> _TASK STATEMENT_: Among the records below, which lines contain the string "index"? Report them.

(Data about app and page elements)
[Start of Attachment]
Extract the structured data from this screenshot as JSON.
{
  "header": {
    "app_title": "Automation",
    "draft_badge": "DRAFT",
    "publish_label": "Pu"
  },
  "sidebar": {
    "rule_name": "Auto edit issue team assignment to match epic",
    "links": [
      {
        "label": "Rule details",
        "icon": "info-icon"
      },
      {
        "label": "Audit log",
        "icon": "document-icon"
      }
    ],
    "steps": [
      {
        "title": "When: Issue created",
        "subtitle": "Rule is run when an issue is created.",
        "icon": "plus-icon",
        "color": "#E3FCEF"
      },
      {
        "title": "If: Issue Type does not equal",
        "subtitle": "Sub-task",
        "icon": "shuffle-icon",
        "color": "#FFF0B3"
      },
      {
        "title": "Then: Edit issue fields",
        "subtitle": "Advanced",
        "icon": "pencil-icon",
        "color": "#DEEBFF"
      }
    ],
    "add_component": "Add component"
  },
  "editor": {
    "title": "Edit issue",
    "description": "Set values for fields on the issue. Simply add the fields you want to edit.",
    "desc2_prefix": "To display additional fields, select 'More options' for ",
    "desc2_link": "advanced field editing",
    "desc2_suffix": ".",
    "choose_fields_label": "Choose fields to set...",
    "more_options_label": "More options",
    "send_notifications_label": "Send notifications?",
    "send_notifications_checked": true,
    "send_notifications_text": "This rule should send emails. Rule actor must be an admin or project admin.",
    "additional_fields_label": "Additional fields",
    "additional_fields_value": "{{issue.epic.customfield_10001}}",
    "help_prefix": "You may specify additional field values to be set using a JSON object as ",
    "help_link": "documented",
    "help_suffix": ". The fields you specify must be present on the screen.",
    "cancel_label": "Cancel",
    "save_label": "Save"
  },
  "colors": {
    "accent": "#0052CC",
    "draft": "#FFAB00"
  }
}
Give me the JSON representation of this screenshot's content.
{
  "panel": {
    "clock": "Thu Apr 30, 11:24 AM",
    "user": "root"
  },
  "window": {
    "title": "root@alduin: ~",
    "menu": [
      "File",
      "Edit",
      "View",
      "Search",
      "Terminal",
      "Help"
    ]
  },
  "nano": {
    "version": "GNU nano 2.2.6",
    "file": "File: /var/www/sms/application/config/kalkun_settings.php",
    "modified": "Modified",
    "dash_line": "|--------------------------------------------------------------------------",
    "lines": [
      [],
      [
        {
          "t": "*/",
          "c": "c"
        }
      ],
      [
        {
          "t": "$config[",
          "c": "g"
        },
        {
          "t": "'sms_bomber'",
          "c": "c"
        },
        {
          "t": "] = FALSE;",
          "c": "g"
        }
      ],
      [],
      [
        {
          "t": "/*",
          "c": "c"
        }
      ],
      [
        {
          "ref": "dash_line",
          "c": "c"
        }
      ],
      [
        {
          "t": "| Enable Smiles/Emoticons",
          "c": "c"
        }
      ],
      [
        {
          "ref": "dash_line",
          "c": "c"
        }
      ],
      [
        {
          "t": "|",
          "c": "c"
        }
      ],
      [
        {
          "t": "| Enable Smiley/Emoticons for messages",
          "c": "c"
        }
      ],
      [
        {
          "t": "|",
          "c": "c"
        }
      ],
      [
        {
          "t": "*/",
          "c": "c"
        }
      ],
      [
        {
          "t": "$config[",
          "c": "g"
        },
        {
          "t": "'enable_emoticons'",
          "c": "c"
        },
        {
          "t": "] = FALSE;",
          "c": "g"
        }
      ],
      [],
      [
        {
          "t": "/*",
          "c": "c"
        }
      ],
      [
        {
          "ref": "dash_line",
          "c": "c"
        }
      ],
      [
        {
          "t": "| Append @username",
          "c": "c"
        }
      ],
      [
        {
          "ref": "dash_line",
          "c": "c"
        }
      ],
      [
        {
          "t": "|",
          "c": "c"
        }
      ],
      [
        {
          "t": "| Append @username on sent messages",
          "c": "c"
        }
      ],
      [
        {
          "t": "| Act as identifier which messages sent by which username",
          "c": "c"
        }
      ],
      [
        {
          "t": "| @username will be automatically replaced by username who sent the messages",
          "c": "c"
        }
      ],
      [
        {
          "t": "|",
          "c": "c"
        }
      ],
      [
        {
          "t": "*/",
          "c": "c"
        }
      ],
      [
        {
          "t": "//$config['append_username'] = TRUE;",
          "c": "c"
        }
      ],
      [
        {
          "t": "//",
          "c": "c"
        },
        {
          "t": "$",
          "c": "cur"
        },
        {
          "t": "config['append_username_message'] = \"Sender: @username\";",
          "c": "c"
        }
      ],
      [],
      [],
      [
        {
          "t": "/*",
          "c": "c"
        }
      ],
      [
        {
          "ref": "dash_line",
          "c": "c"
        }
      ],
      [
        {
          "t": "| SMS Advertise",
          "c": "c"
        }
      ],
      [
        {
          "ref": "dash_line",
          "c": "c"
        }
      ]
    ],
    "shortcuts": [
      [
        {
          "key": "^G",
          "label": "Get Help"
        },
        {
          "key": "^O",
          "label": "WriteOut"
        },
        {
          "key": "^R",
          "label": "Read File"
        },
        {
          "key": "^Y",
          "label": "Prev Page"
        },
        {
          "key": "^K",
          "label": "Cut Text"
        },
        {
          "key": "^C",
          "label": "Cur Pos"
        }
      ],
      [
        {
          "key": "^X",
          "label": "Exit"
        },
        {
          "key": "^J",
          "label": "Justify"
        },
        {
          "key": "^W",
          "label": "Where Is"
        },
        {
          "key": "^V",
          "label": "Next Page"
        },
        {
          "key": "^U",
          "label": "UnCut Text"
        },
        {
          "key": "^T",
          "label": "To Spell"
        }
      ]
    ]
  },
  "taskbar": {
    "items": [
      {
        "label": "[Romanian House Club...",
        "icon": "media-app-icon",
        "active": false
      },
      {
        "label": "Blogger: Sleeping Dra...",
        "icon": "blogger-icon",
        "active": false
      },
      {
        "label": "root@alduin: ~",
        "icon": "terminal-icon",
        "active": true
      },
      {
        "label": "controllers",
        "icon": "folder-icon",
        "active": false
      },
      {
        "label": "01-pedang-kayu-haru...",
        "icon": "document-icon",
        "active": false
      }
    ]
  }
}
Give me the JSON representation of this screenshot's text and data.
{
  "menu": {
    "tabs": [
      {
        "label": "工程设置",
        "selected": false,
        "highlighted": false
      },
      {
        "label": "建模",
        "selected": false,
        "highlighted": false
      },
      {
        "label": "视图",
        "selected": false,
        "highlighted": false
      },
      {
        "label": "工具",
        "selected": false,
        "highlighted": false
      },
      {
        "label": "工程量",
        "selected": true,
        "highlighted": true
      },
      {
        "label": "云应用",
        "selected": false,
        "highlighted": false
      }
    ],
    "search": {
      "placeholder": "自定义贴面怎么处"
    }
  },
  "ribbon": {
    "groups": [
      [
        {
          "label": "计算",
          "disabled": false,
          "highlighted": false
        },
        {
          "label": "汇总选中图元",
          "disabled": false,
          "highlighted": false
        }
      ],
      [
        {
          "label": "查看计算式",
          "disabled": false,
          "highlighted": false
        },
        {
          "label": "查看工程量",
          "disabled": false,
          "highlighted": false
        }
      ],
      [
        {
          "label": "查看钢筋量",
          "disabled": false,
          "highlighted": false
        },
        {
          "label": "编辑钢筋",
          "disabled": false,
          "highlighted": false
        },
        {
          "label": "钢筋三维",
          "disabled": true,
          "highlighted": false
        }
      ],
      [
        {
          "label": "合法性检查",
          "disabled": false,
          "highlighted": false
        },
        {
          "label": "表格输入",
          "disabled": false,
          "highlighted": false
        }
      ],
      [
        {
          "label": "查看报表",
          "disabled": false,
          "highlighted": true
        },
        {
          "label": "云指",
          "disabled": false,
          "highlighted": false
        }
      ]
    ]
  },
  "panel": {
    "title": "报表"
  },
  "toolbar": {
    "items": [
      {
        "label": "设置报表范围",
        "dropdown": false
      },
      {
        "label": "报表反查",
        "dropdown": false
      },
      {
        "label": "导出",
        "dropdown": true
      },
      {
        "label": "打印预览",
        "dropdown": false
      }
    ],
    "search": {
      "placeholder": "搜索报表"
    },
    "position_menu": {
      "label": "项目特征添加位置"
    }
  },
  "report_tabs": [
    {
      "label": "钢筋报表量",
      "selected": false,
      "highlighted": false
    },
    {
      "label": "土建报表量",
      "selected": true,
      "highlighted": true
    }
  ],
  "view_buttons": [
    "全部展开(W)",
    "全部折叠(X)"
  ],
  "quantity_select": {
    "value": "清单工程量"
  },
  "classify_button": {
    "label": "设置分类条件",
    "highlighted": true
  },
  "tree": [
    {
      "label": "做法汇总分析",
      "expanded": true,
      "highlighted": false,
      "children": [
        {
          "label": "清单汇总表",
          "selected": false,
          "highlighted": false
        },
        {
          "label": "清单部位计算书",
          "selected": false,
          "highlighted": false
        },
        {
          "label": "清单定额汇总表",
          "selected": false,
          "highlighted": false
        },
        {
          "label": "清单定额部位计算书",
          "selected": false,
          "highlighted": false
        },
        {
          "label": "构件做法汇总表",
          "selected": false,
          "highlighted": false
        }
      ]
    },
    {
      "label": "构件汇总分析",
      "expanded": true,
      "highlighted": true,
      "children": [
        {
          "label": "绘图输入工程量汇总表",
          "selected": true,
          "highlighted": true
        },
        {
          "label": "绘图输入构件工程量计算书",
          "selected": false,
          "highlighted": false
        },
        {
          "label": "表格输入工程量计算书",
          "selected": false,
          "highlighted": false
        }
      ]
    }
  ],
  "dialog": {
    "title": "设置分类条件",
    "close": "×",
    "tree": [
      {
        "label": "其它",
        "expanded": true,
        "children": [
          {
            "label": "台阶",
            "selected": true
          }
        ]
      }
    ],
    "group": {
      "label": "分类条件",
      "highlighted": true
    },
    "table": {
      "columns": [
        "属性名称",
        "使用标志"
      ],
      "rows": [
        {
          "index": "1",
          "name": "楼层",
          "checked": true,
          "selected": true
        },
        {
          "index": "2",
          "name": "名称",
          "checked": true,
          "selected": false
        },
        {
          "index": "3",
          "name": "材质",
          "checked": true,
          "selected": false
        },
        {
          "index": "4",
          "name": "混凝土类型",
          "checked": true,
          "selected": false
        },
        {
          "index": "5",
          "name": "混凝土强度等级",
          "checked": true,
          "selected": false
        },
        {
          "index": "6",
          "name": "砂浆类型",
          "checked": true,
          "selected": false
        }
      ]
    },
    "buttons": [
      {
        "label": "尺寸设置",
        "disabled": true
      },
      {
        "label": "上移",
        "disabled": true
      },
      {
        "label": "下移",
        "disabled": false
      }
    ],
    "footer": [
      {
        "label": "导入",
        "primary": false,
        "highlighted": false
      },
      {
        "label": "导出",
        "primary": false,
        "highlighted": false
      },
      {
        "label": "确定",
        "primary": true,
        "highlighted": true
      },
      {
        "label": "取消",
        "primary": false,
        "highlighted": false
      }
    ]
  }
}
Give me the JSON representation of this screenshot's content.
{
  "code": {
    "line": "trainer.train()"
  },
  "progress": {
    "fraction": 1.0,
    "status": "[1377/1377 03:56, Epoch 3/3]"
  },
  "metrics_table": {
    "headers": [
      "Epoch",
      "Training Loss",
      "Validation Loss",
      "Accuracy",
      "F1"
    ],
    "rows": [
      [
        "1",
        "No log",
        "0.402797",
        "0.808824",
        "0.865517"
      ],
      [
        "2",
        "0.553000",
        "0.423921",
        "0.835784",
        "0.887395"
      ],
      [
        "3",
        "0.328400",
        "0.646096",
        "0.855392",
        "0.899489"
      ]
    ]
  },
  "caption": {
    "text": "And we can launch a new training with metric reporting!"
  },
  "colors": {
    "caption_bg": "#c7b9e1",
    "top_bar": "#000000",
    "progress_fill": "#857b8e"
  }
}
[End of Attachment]
> _RESPONSE BOX_:
          "index": "1",
          "index": "2",
          "index": "3",
          "index": "4",
          "index": "5",
          "index": "6",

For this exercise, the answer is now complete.